“THAT we should be to the praise of His glory who first trusted in Christ.” - Ephesians i. 12.
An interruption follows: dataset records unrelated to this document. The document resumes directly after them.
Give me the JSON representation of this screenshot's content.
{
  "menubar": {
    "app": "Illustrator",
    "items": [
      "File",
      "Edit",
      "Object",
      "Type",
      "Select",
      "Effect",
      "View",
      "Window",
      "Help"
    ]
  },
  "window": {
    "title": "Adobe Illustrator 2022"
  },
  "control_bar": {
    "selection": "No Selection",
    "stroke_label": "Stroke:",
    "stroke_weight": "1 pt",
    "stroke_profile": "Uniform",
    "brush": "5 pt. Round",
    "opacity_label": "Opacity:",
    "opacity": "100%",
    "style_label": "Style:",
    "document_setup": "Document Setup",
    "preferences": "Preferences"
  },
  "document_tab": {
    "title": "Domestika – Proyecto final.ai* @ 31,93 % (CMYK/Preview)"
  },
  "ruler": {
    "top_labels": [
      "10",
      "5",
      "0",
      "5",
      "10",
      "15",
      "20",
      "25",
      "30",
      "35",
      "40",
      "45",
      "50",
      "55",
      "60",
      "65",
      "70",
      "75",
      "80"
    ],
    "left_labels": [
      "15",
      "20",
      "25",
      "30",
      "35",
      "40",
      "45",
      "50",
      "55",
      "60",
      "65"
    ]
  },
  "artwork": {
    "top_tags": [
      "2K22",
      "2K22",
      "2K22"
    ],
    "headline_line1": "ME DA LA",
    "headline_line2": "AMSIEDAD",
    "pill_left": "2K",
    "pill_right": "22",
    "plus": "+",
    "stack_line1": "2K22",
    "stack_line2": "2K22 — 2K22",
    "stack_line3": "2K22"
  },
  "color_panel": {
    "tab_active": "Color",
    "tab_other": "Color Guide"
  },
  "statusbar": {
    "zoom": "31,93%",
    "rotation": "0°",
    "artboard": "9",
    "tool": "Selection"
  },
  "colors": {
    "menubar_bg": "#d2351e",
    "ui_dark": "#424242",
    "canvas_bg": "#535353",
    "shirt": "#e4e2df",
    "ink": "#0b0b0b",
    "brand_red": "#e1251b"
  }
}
BROTHER BUTTS has called on us to give our views upon the the above passage; and particularly as to who first trusted in Christ. We are aware that it is the opinion of some brethren that Paul designed to be understood that we should be to the praise of the glory of God, and that God the Father was the first that trusted in Christ. That the whole responsibility of redemption was rested upon and sustained by Christ as the head of the church, and that too before any of His elect were brought experimentally to trust in Him, is a most glorious and heart cheering truth, and that the whole economy of grace shall eventually redound to the praise of the glory of God is equally certain and cheering to saints who cease not to cry, “Not unto us, Not unto us, O God; but unto thy name give all the glory.” Nevertheless the meaning of the text at the head of these remarks is in our opinion obviously to show that we, viz: the primitive saints, who were the first that trusted in Christ after His revelation in the flesh, and that their experience was ordained to the praise of God’s glory. In this chapter the inspired apostle shows that the whole church was chosen in Christ before the foundation of the world, predestinated to the adoption of children and all to the praise of the glory of God’s grace, wherein he hath made us acceptable in the beloved. The purpose of that grace is also considered - viz: “That in the fullness of the dispensation of times, he might gather together in one all things in Christ. That all who were thus chosen in Him had a spiritual life given and secured to them in Him before all time, should in time, be brought experimentally into union with the mystical body of Christ, and enjoyment of that divine inheritance of life and glory mentioned in the preceding verse. “In whom we have received an inheritance, being predestinated,” &c. But who had at that time received their inheritance experimentally upon the principle of this divine purpose and grace given them in Christ Jesus before the world was? Certainly the apostles and primitive church. The manifest reception of their inheritance brought them to trust in Christ, as a kind of first fruits unto God. These were therefore the first who in the sense of the subject, had trusted in Christ. The above views are evidently sustained by the subjoined remark of the apostle: In whom ye also trusted after that ye heard, &c. While Hebrew disciples were the first brought in to the gospel kingdom, these Ephesian Gentiles were afterwards brought into the enjoyment of the same inheritance. Even as this gospel was to be preached into all the world, beginning at Jerusalem, “To the Jews first, then also to the Gentiles and all, that the redeemed family may be to the praise of God’s glory, by being made holy and without blame before Him in love.
Indeed the whole connection is in harmony with the view we have taken of the text. After having shown that the trust and confidence of the first disciples were to them an inheritance based upon and proceeding from their being chosen in Christ before the foundation of the world, and predestinated to the adoption of children; upon their revelation as children, is made manifest their heirship to the inheritance by which they were brought to trust in Christ. Also the experience of these Ephesians, after they had heard the word of life, the gospel of their salvation, and were sealed with the Holy Spirit of promise, was an earnest of their inheritance; not the procuring cause of it, but the earnest or evidence of it, until the redemption of all the purchased possession unto the praise of His glory. Wherefore, says the apostle, I also, after I heard of your faith (or trust) in the Lord. Jesus Christ, and love unto all the saints, cease not to give thanks, making mention of you in my prayers.
The doctrine of the gospel, although in the opinion of arminians tending to licentiousness, to all who are brought to trust in Christ, exerts an influence on their life and conversation, bringing them into conformity to the divine image. Who that has thus received their inheritance as set forth in This chapter, that does not find his heart and soul drawn out with Paul, after holiness, with ardent desire to bear the image of that blessed Savior through whom they are made acceptable.
“Such beauties in my Savior shine,
I would transcribe and make them mine.”
NEW VERNON, N. Y.,
April 15, 1840.
Elder Gilbert Beebe
Editorials Volume 1
Pages 608 – 610